Like the physicality of books, there is something magical about holding a real photo, versus seeing it on a computer screen. I grew up in a home with many scrapbooks and found joy in reminiscing with my family about our travel adventures and holiday festivities. I find that instead of having a computer full of photo files I rarely look at, I have scrapbooks with selected photos I look at often and that I can share with my friends and family. I look forward to the end of the year when putting the book together and reminiscing of the year in review. I also really look forward to sharing the book with my husband and family and having these printed memories for the years to come.

Here are two photos from my personal scrapbooks:

Weekend in the Poconos (Pennsylvania) with my family and nephew!

photo (14)

My first Maple Leafs (Toronto) game!

photo (15)

FACT: Globally, 776 million people cannot read or write (

21 Feb


“Literacy isn’t just about reading books. Reading and writing are tools for eradicating poverty, a means of reducing child mortality, and the key to gender equality.  In today’s rapidly-evolving, high-technology world, illiteracy usually equals unemployment.  An estimated 41-44 percent of adults with basic literacy skills live below the poverty line, compared to 4-8 percent of adults with high literacy rates” ( Even if reading isn’t “just about books”, books are the keys to literacy.  Books are the foundation for solving these larger global issues.  In our world, it is my belief that every child deserves the right to a solid education.  Basic needs like food, shelter and clothing should not be optional rights and neither should education.  In order to move society towards these ideals, we must focus on literacy education of children.  Approximately ( 490,000 children are born to our earth each day and each one of these human beings deserves an education that will serve them for their future.
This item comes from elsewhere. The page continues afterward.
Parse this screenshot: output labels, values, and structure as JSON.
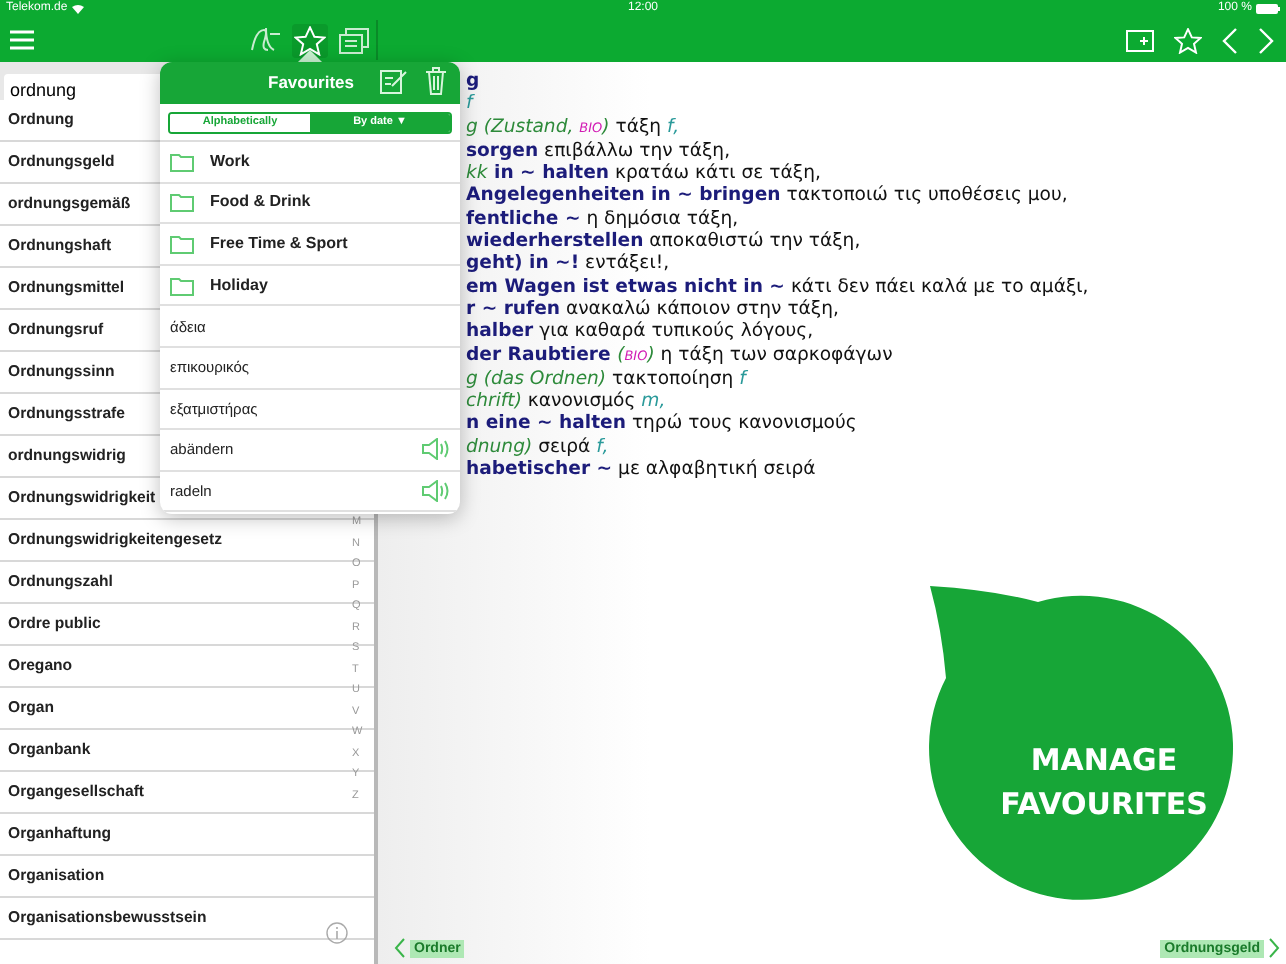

Literacy isn’t just about books; it is about changing the world.

The United Nations Educational, Scientific and Cultural Organization (UNESCO) defines literacy as the “ability to identify, understand, interpret, create, communicate, compute and use printed and written materials associated with varying contexts. Literacy involves a continuum of learning in enabling individuals to achieve their goals, to develop their knowledge and potential, and to participate fully in their community and wider society.”  Thus, literacy is not just about reading the book in-hand; it is about actively participating and making connections.  Books offer us the opportunity to connect to ourselves and others, and to connect to the community and the greater world.

(Excerpt from the 2011 thesis of Emily Vick, submitted in partial fulfillment of the requirement for the degree of Master of Science in Education/Master of Education)

What YOU can do:

-Find volunteer opportunities in your community (schools, community centers, and libraries) to work with adults and children who need help learning to read.

-Set an example for those around you: turn off the TV and tune into reading!

-Donate your time or money to some great reading projects (these are just a few of the good ones out there!): (Book Aid International increases access to books and supports literacy, education and development in sub-Saharan Africa.) (The Uni Project is dedicated to expanding a culture of learning beyond the walls of schools and libraries and into public space.) (Literacy for Incarcerated Teens, Inc. (LIT) is the only non-profit organization of its kind working to end illiteracy among New York’s incarcerated young people by inspiring them to read.)